Data records for software interfaces:
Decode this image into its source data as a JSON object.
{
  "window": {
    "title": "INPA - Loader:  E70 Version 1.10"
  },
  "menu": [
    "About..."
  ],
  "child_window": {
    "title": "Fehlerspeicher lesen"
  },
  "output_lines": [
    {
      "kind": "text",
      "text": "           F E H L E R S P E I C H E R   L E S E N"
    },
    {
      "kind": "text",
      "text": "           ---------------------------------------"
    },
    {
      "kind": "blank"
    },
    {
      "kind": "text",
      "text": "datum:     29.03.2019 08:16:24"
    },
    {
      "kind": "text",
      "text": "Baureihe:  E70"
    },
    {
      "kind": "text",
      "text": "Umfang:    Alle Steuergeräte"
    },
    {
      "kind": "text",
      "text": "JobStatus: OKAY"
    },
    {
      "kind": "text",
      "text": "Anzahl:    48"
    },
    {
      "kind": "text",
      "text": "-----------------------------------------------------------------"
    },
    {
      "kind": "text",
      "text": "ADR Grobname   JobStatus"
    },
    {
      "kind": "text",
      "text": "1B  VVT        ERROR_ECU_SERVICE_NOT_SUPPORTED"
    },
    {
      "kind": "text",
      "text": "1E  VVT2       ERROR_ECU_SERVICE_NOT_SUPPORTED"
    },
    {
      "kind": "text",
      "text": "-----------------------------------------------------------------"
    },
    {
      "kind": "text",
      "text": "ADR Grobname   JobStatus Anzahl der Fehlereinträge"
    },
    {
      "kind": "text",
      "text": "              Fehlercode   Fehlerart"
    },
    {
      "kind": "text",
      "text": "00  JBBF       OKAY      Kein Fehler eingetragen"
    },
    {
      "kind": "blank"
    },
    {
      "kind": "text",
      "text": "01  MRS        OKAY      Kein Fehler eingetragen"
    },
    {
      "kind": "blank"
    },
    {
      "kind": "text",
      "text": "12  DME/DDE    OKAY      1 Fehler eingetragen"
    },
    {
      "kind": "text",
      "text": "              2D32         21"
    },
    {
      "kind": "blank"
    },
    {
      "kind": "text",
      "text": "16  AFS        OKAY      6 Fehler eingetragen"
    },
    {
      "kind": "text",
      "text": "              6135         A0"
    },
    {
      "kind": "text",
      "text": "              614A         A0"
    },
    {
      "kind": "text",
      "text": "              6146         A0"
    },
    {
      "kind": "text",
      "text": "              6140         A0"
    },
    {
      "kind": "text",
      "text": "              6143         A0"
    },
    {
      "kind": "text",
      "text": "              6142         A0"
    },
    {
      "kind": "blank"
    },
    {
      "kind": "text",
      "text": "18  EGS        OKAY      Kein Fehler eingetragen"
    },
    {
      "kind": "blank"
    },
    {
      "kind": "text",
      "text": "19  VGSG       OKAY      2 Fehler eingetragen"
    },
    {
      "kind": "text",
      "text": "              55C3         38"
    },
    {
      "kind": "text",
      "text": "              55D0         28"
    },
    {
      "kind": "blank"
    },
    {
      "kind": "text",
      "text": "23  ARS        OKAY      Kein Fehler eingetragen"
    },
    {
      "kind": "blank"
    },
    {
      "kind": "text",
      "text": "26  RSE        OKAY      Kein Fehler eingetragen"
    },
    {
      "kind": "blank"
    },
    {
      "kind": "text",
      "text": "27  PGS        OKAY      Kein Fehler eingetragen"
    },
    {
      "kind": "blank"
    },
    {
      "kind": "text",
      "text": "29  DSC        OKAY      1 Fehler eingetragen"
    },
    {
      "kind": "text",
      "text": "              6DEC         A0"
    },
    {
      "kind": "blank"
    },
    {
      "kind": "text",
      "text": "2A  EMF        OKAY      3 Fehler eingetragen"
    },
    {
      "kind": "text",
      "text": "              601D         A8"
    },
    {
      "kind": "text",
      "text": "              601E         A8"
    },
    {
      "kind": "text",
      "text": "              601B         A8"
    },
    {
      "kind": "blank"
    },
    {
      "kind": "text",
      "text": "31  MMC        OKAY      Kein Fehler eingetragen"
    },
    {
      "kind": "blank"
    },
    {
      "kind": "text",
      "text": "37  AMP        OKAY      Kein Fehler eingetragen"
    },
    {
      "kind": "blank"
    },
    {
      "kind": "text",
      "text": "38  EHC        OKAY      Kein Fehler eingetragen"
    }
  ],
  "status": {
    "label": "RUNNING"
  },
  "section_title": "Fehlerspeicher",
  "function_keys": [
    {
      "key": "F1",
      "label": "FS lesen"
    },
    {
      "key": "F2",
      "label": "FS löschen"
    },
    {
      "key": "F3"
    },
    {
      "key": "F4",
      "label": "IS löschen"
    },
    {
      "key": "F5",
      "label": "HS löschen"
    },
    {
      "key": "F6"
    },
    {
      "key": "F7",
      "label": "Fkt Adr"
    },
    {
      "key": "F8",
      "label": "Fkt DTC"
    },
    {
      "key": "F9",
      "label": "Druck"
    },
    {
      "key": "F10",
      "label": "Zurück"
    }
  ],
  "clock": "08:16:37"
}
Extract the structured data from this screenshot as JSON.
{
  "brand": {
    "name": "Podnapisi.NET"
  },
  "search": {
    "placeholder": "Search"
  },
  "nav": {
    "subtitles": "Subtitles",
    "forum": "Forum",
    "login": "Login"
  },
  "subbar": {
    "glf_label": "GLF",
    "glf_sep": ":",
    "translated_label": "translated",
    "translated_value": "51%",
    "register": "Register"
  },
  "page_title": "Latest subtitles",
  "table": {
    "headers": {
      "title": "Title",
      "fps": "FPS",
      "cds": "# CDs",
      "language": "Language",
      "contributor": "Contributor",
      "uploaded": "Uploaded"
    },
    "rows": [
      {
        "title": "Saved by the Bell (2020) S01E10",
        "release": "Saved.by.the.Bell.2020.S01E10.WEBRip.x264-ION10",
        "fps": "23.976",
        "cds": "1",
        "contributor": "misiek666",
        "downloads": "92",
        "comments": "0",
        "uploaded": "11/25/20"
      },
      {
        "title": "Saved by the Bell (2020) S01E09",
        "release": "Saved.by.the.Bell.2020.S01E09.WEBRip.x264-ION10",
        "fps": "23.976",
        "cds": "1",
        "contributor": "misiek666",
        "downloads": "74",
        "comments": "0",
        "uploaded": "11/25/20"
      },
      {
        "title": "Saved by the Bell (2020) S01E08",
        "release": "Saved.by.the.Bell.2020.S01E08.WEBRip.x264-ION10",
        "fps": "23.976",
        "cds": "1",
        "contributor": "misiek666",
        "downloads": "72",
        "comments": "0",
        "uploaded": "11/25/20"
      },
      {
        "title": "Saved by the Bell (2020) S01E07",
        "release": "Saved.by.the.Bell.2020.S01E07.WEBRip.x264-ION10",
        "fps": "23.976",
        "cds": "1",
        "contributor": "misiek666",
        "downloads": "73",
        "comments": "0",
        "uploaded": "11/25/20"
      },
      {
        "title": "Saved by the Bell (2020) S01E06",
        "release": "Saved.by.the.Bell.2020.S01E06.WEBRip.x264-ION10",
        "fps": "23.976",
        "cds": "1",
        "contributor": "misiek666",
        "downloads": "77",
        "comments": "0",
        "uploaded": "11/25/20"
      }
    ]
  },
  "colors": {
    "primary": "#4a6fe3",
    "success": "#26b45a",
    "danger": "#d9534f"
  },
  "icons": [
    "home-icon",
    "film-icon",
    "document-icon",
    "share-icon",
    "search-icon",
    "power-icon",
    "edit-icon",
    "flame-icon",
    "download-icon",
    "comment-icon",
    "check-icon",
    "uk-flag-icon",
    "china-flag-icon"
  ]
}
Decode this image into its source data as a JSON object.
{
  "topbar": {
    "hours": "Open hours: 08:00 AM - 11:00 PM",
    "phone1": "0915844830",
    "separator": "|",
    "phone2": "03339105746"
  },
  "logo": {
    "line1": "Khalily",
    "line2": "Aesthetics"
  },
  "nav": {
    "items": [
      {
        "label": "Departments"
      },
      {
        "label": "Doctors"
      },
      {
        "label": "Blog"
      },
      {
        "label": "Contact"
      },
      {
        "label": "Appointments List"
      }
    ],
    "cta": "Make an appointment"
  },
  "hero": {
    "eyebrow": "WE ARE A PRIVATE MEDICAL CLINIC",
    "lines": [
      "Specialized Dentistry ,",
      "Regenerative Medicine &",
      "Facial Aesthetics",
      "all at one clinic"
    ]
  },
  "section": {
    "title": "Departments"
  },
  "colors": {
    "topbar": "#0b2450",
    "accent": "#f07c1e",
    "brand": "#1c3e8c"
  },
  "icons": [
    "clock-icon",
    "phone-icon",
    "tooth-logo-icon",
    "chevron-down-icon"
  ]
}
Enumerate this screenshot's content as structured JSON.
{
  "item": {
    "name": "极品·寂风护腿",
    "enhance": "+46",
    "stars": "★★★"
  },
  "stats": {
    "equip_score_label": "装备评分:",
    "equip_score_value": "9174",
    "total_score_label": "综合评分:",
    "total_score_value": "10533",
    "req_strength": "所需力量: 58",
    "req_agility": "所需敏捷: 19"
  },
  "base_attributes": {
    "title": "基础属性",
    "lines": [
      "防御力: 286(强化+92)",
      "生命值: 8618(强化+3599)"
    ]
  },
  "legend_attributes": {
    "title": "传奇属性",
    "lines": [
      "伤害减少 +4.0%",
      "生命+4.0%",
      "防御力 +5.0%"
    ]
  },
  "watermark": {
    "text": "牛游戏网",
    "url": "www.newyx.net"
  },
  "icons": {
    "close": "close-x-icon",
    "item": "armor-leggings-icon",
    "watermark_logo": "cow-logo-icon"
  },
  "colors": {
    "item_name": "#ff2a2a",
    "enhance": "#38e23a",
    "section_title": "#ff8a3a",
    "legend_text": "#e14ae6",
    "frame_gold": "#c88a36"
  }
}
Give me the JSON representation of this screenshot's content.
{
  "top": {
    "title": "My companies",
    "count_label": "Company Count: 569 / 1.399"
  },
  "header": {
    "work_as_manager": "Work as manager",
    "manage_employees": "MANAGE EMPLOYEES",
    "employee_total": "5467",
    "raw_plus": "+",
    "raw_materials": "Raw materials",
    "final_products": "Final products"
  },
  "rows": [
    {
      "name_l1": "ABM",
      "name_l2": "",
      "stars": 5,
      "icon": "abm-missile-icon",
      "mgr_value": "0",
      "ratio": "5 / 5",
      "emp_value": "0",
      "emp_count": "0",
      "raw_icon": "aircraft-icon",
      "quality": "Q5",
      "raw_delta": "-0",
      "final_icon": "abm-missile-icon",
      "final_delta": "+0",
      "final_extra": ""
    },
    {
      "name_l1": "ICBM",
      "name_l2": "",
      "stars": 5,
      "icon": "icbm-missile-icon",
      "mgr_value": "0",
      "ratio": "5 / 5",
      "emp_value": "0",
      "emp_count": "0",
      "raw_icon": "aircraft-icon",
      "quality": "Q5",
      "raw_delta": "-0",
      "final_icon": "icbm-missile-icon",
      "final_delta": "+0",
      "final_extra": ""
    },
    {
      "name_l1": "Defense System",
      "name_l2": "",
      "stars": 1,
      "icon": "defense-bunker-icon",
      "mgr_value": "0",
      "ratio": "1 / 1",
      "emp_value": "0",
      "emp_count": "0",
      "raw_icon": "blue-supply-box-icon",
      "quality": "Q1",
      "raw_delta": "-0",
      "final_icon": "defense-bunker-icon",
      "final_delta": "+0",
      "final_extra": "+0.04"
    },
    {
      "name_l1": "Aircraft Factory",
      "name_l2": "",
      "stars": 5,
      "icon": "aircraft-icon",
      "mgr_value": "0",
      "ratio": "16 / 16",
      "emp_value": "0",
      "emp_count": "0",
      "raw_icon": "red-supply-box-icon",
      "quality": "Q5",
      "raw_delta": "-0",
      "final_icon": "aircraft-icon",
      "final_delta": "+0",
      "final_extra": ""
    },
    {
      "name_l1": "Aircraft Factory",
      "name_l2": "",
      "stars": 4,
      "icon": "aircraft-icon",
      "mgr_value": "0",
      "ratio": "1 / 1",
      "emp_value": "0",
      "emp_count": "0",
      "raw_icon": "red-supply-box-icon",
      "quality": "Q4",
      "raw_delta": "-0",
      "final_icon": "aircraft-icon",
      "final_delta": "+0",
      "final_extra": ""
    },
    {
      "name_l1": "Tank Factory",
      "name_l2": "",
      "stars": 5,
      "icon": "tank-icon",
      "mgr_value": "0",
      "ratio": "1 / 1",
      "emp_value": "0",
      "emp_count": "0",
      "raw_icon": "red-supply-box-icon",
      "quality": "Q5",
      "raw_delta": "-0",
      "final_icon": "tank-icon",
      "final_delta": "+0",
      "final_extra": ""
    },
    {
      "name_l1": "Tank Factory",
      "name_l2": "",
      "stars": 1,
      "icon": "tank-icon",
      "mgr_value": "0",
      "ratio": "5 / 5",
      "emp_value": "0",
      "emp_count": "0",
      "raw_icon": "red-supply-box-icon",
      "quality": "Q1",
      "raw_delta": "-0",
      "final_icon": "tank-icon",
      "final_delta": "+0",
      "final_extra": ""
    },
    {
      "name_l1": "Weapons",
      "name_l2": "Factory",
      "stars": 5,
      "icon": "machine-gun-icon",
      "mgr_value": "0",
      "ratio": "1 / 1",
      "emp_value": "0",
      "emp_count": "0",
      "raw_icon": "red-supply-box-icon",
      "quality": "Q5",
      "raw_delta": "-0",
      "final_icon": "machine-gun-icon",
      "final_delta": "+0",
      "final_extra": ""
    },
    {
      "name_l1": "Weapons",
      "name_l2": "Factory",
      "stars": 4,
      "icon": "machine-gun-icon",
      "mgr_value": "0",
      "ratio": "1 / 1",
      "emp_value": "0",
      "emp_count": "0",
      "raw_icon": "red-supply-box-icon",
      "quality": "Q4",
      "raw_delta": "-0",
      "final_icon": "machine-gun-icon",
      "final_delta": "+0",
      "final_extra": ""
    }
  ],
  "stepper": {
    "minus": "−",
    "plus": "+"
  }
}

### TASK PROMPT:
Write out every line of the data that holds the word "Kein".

### ANSWER FOR THIS EXERCISE:
      "text": "00  JBBF       OKAY      Kein Fehler eingetragen"
      "text": "01  MRS        OKAY      Kein Fehler eingetragen"
      "text": "18  EGS        OKAY      Kein Fehler eingetragen"
      "text": "23  ARS        OKAY      Kein Fehler eingetragen"
      "text": "26  RSE        OKAY      Kein Fehler eingetragen"
      "text": "27  PGS        OKAY      Kein Fehler eingetragen"
      "text": "31  MMC        OKAY      Kein Fehler eingetragen"
      "text": "37  AMP        OKAY      Kein Fehler eingetragen"
      "text": "38  EHC        OKAY      Kein Fehler eingetragen"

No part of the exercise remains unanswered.